## ACTIVITY
Give the entries below again, word for word, and leave out the images.
[MATERIALS PROVIDED Boundary: Start]
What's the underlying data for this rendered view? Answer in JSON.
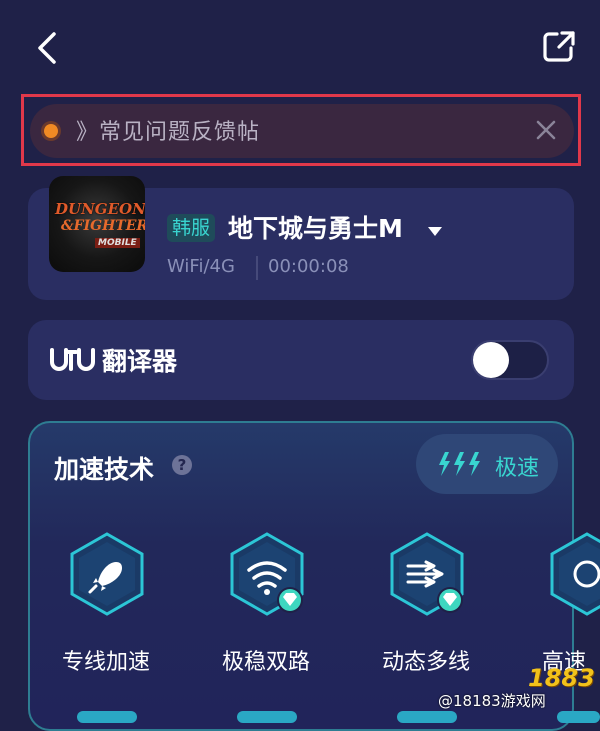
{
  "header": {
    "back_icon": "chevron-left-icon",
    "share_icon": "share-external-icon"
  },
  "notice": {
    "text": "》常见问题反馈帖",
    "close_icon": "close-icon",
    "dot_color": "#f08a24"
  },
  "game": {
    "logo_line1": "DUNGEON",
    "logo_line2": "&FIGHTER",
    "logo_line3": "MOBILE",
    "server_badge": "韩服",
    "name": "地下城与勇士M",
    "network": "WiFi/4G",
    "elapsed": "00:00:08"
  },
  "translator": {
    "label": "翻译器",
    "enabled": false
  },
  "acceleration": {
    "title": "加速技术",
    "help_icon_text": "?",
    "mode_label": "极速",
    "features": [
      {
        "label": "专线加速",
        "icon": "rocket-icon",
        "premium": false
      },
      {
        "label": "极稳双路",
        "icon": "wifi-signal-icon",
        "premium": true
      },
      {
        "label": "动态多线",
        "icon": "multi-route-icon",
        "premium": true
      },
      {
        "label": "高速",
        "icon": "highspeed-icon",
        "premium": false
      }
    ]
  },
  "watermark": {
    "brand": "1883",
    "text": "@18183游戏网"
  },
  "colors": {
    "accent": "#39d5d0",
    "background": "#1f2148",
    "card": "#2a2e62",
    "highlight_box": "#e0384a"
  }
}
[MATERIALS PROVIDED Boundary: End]
## ANSWER FOR THE TASK
What's the underlying data for this rendered view? Answer in JSON.
{
  "header": {
    "back_icon": "chevron-left-icon",
    "share_icon": "share-external-icon"
  },
  "notice": {
    "text": "》常见问题反馈帖",
    "close_icon": "close-icon",
    "dot_color": "#f08a24"
  },
  "game": {
    "logo_line1": "DUNGEON",
    "logo_line2": "&FIGHTER",
    "logo_line3": "MOBILE",
    "server_badge": "韩服",
    "name": "地下城与勇士M",
    "network": "WiFi/4G",
    "elapsed": "00:00:08"
  },
  "translator": {
    "label": "翻译器",
    "enabled": false
  },
  "acceleration": {
    "title": "加速技术",
    "help_icon_text": "?",
    "mode_label": "极速",
    "features": [
      {
        "label": "专线加速",
        "icon": "rocket-icon",
        "premium": false
      },
      {
        "label": "极稳双路",
        "icon": "wifi-signal-icon",
        "premium": true
      },
      {
        "label": "动态多线",
        "icon": "multi-route-icon",
        "premium": true
      },
      {
        "label": "高速",
        "icon": "highspeed-icon",
        "premium": false
      }
    ]
  },
  "watermark": {
    "brand": "1883",
    "text": "@18183游戏网"
  },
  "colors": {
    "accent": "#39d5d0",
    "background": "#1f2148",
    "card": "#2a2e62",
    "highlight_box": "#e0384a"
  }
}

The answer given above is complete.